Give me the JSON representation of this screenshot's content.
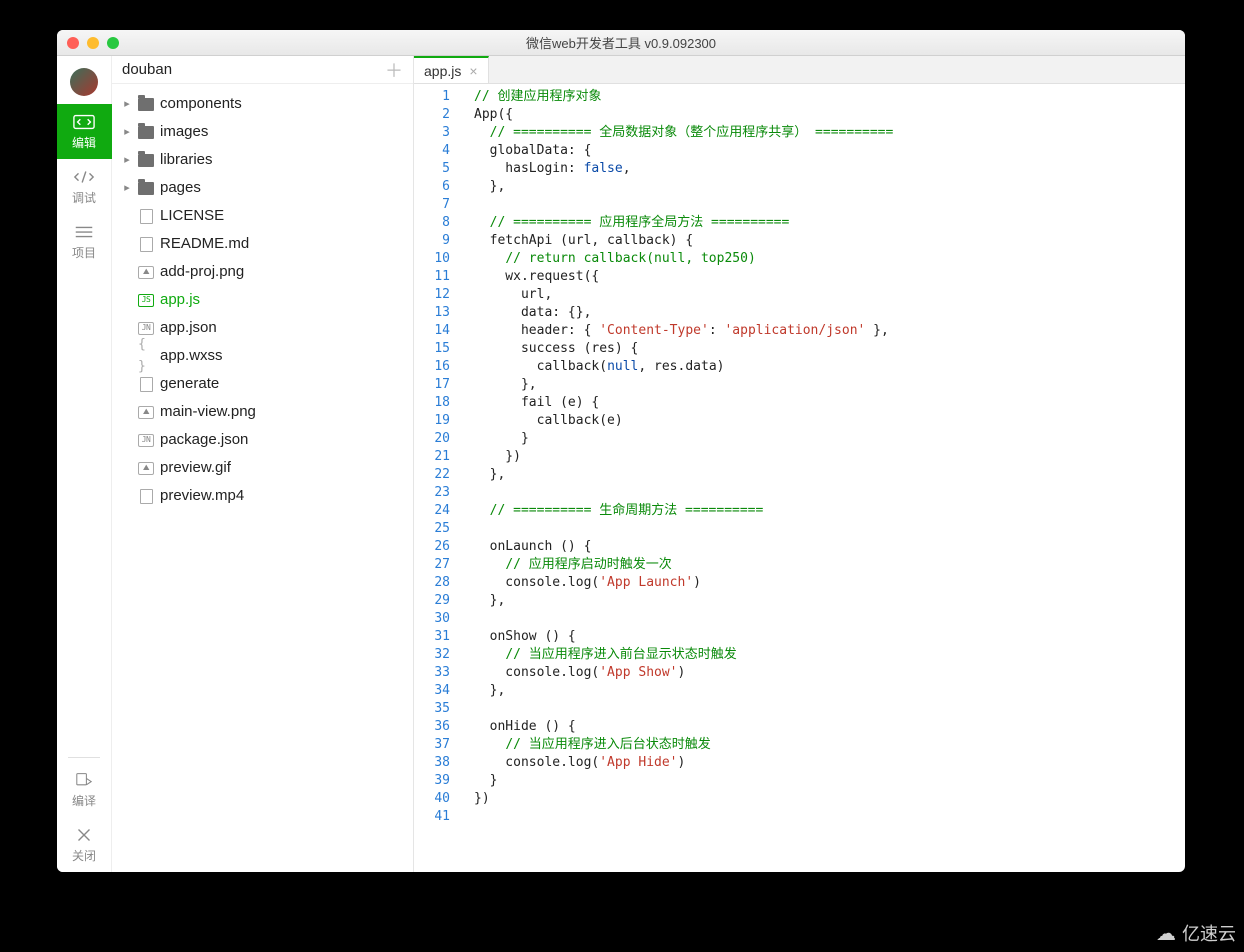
{
  "window": {
    "title": "微信web开发者工具 v0.9.092300"
  },
  "rail": {
    "items": [
      {
        "label": "编辑",
        "icon": "code"
      },
      {
        "label": "调试",
        "icon": "debug"
      },
      {
        "label": "项目",
        "icon": "menu"
      }
    ],
    "bottom": [
      {
        "label": "编译",
        "icon": "compile"
      },
      {
        "label": "关闭",
        "icon": "close"
      }
    ]
  },
  "project": {
    "name": "douban"
  },
  "tree": [
    {
      "type": "folder",
      "name": "components"
    },
    {
      "type": "folder",
      "name": "images"
    },
    {
      "type": "folder",
      "name": "libraries"
    },
    {
      "type": "folder",
      "name": "pages"
    },
    {
      "type": "file",
      "name": "LICENSE",
      "icon": "file"
    },
    {
      "type": "file",
      "name": "README.md",
      "icon": "file"
    },
    {
      "type": "file",
      "name": "add-proj.png",
      "icon": "img"
    },
    {
      "type": "file",
      "name": "app.js",
      "icon": "js",
      "active": true
    },
    {
      "type": "file",
      "name": "app.json",
      "icon": "jn"
    },
    {
      "type": "file",
      "name": "app.wxss",
      "icon": "curly"
    },
    {
      "type": "file",
      "name": "generate",
      "icon": "file"
    },
    {
      "type": "file",
      "name": "main-view.png",
      "icon": "img"
    },
    {
      "type": "file",
      "name": "package.json",
      "icon": "jn"
    },
    {
      "type": "file",
      "name": "preview.gif",
      "icon": "img"
    },
    {
      "type": "file",
      "name": "preview.mp4",
      "icon": "file"
    }
  ],
  "tab": {
    "label": "app.js"
  },
  "code": [
    [
      {
        "t": "// 创建应用程序对象",
        "c": "c-comment"
      }
    ],
    [
      {
        "t": "App({"
      }
    ],
    [
      {
        "t": "  "
      },
      {
        "t": "// ========== 全局数据对象（整个应用程序共享） ==========",
        "c": "c-comment"
      }
    ],
    [
      {
        "t": "  globalData: {"
      }
    ],
    [
      {
        "t": "    hasLogin: "
      },
      {
        "t": "false",
        "c": "c-bool"
      },
      {
        "t": ","
      }
    ],
    [
      {
        "t": "  },"
      }
    ],
    [
      {
        "t": ""
      }
    ],
    [
      {
        "t": "  "
      },
      {
        "t": "// ========== 应用程序全局方法 ==========",
        "c": "c-comment"
      }
    ],
    [
      {
        "t": "  fetchApi (url, callback) {"
      }
    ],
    [
      {
        "t": "    "
      },
      {
        "t": "// return callback(null, top250)",
        "c": "c-comment"
      }
    ],
    [
      {
        "t": "    wx.request({"
      }
    ],
    [
      {
        "t": "      url,"
      }
    ],
    [
      {
        "t": "      data: {},"
      }
    ],
    [
      {
        "t": "      header: { "
      },
      {
        "t": "'Content-Type'",
        "c": "c-str"
      },
      {
        "t": ": "
      },
      {
        "t": "'application/json'",
        "c": "c-str"
      },
      {
        "t": " },"
      }
    ],
    [
      {
        "t": "      success (res) {"
      }
    ],
    [
      {
        "t": "        callback("
      },
      {
        "t": "null",
        "c": "c-null"
      },
      {
        "t": ", res.data)"
      }
    ],
    [
      {
        "t": "      },"
      }
    ],
    [
      {
        "t": "      fail (e) {"
      }
    ],
    [
      {
        "t": "        callback(e)"
      }
    ],
    [
      {
        "t": "      }"
      }
    ],
    [
      {
        "t": "    })"
      }
    ],
    [
      {
        "t": "  },"
      }
    ],
    [
      {
        "t": ""
      }
    ],
    [
      {
        "t": "  "
      },
      {
        "t": "// ========== 生命周期方法 ==========",
        "c": "c-comment"
      }
    ],
    [
      {
        "t": ""
      }
    ],
    [
      {
        "t": "  onLaunch () {"
      }
    ],
    [
      {
        "t": "    "
      },
      {
        "t": "// 应用程序启动时触发一次",
        "c": "c-comment"
      }
    ],
    [
      {
        "t": "    console.log("
      },
      {
        "t": "'App Launch'",
        "c": "c-str"
      },
      {
        "t": ")"
      }
    ],
    [
      {
        "t": "  },"
      }
    ],
    [
      {
        "t": ""
      }
    ],
    [
      {
        "t": "  onShow () {"
      }
    ],
    [
      {
        "t": "    "
      },
      {
        "t": "// 当应用程序进入前台显示状态时触发",
        "c": "c-comment"
      }
    ],
    [
      {
        "t": "    console.log("
      },
      {
        "t": "'App Show'",
        "c": "c-str"
      },
      {
        "t": ")"
      }
    ],
    [
      {
        "t": "  },"
      }
    ],
    [
      {
        "t": ""
      }
    ],
    [
      {
        "t": "  onHide () {"
      }
    ],
    [
      {
        "t": "    "
      },
      {
        "t": "// 当应用程序进入后台状态时触发",
        "c": "c-comment"
      }
    ],
    [
      {
        "t": "    console.log("
      },
      {
        "t": "'App Hide'",
        "c": "c-str"
      },
      {
        "t": ")"
      }
    ],
    [
      {
        "t": "  }"
      }
    ],
    [
      {
        "t": "})"
      }
    ],
    [
      {
        "t": ""
      }
    ]
  ],
  "watermark": "亿速云"
}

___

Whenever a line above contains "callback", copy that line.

        "t": "  fetchApi (url, callback) {"
        "t": "// return callback(null, top250)",
        "t": "        callback("
        "t": "        callback(e)"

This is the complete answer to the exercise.